When you are finding toys that your children genuinely aren’t playing with (to your knowledge), quietly store a few toys away for a while. Maybe you decide 2 months is a good time frame.
If in 2 months when the time frame has passed and your children haven’t even questioned the disappearance of said toys, maybe you’ll feel a little more confident in making a donation.
If your kids notice, then they notice! This is probably a toy that means more to them than you might realize. You can simply say, “Oh yeah, I think I saw that…” Fetch the toy that was asked about and return it to your child.
This is similar to a method I teach in Rich Minimalist that works for us adult folk as well. Sometimes that fear of letting go can be so overwhelming that we refuse to let go of things even if we know we don’t need them deep down.
Another great way to cycle through toys with your kids (especially if they are at a healthy age to do so), can be to make a habit of eliminating toys a few times a year. We usually stick with before birthdays and before the holidays.
I am a big believer in helping my kids through their own unique journey with clutter rather than imposing all of my views on them, so doing this has been an awesome teaching experience. It’s so satisfying to see them learn to let go of things on their own terms in order to create space for new things.
Doing this can help get ahead of the clutter before more comes in, while we do our best to avoid purchasing toys for our kids themselves, we all know grandparents can be a trickier thing to deal with.
Speaking of no longer buying our kids toys, let’s talk about that for a second.
As fun as it was to be in a constant battle with my children’s grandparents, I decided to let that go. I guess you could ultimately say at the end of the day it comes down to the fact that I don’t want stuff to rule my life in any way. That includes me not wanting to allow the Christmas gifts to put a cramp in my relationship with my mother-in-law. I value my family and the people in my life even if they prefer to give toys at Christmas and I don’t.
Some people love giving gifts, grandparents love gifting toys. It’s how they know how to show my children love. If someone wants to show love to my children the best way they know how, why would I stop that?
For myself, however I prefer giving experiences. I prefer spending time together. That means we don’t really buy our kids toys anymore.
Instead we spend money on things like:
I choose not to battle family members over toys anymore, and instead focus on what I can control. Not adding to toy clutter is something I can control.
I about had a heart attack when I Googled how to manage toy clutter.

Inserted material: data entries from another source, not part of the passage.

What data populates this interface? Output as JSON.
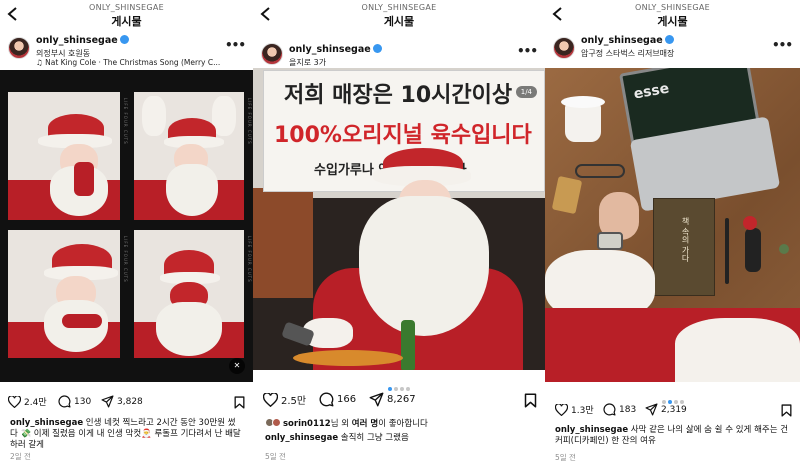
{
  "posts": [
    {
      "topbar": {
        "username": "ONLY_SHINSEGAE",
        "title": "게시물"
      },
      "header": {
        "username": "only_shinsegae",
        "location": "의정부시 호원동",
        "music": "Nat King Cole · The Christmas Song (Merry C..."
      },
      "actions": {
        "likes": "2.4만",
        "comments": "130",
        "shares": "3,828"
      },
      "caption": {
        "username": "only_shinsegae",
        "text": "인생 네컷 찍느라고 2시간 동안 30만원 썼다 💸 이제 질렸음 이게 내 인생 막컷🎅 루돌프 기다려서 난 배달하러 갈게"
      },
      "date": "2일 전",
      "media": {
        "label": "LIFE FOUR CUTS"
      }
    },
    {
      "topbar": {
        "username": "ONLY_SHINSEGAE",
        "title": "게시물"
      },
      "header": {
        "username": "only_shinsegae",
        "location": "을지로 3가"
      },
      "media": {
        "counter": "1/4",
        "banner_line1": "저희 매장은 10시간이상 ",
        "banner_line2": "100%오리지널 육수입니다",
        "banner_line3": "수입가루나 액상을   않습니다"
      },
      "actions": {
        "likes": "2.5만",
        "comments": "166",
        "shares": "8,267"
      },
      "liked_by": {
        "user": "sorin0112",
        "text1": "님 외 ",
        "bold": "여러 명",
        "text2": "이 좋아합니다"
      },
      "caption": {
        "username": "only_shinsegae",
        "text": "솔직히 그냥 그랬음"
      },
      "date": "5일 전"
    },
    {
      "topbar": {
        "username": "ONLY_SHINSEGAE",
        "title": "게시물"
      },
      "header": {
        "username": "only_shinsegae",
        "location": "압구정 스타벅스 리저브매장"
      },
      "media": {
        "screen_text": "esse",
        "book_title": "책 속의 가다"
      },
      "actions": {
        "likes": "1.3만",
        "comments": "183",
        "shares": "2,319"
      },
      "caption": {
        "username": "only_shinsegae",
        "text": "사막 같은 나의 삶에 숨 쉴 수 있게 해주는 건 커피(디카페인) 한 잔의 여유"
      },
      "date": "5일 전"
    }
  ],
  "colors": {
    "verified": "#3897f0",
    "accent_red": "#c2262b"
  }
}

Most of the posts I came across gave (to me) extremely complicated, detailed steps for organizing and managing kids clutter.
Call me crazy but when I have a to do list filled with things to do, I don’t want to add juggling my children’s toys to the list.
So often we feel like tackling a big problem needs to be a big solution. In reality, the best way to simplify any process is to remove as many steps as possible. This includes toy clutter, my friend.
My last tip that can help you fully embrace any variety of stages in life is to just embrace the mess that it comes with. Each stage of life will bring a certain amount of chaos or stress to it. You can spend all of your time fighting against it, or you can just embrace it.
Taking the time to accept the fact that sometimes there is going to be to be toys in my living room saved me insane amounts of stress.
Understanding that my kids only play with toys for a few years and then, it’s onward and upward to bigger problems allowed me to put into perspective just how much time I was spending on something that is a temporary problem.
Now, I slowly am finding that my kids play with toys less and less and while I won’t miss the clutter of it all, am I forever thankful that through the last few years I have been able to enjoy my children’s little years a whole lot more when I spend a lot less time stressing over their toys.